-- Data for the task follows --

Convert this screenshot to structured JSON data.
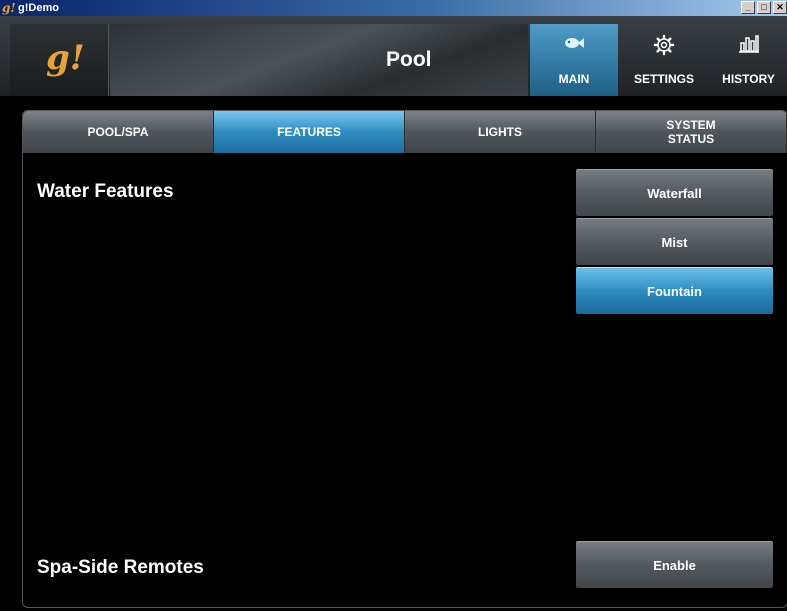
{
  "window": {
    "title": "g!Demo",
    "icon": "g!",
    "controls": {
      "minimize": "_",
      "maximize": "□",
      "close": "✕"
    }
  },
  "header": {
    "logo": "g!",
    "page_title": "Pool",
    "nav": [
      {
        "label": "MAIN",
        "icon": "fish-icon",
        "glyph": "🐟",
        "active": true
      },
      {
        "label": "SETTINGS",
        "icon": "gear-icon",
        "glyph": "⚙",
        "active": false
      },
      {
        "label": "HISTORY",
        "icon": "bar-chart-icon",
        "glyph": "📊",
        "active": false
      }
    ]
  },
  "tabs": [
    {
      "label": "POOL/SPA",
      "active": false
    },
    {
      "label": "FEATURES",
      "active": true
    },
    {
      "label": "LIGHTS",
      "active": false
    },
    {
      "label": "SYSTEM\nSTATUS",
      "active": false
    }
  ],
  "water_features": {
    "heading": "Water Features",
    "buttons": [
      {
        "label": "Waterfall",
        "on": false
      },
      {
        "label": "Mist",
        "on": false
      },
      {
        "label": "Fountain",
        "on": true
      }
    ]
  },
  "spa_side_remotes": {
    "heading": "Spa-Side Remotes",
    "button": "Enable"
  },
  "colors": {
    "accent": "#2f8cc0",
    "logo": "#e8a23a"
  }
}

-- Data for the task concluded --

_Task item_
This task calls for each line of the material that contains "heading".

_Output of the exercise_
    "heading": "Water Features",
    "heading": "Spa-Side Remotes",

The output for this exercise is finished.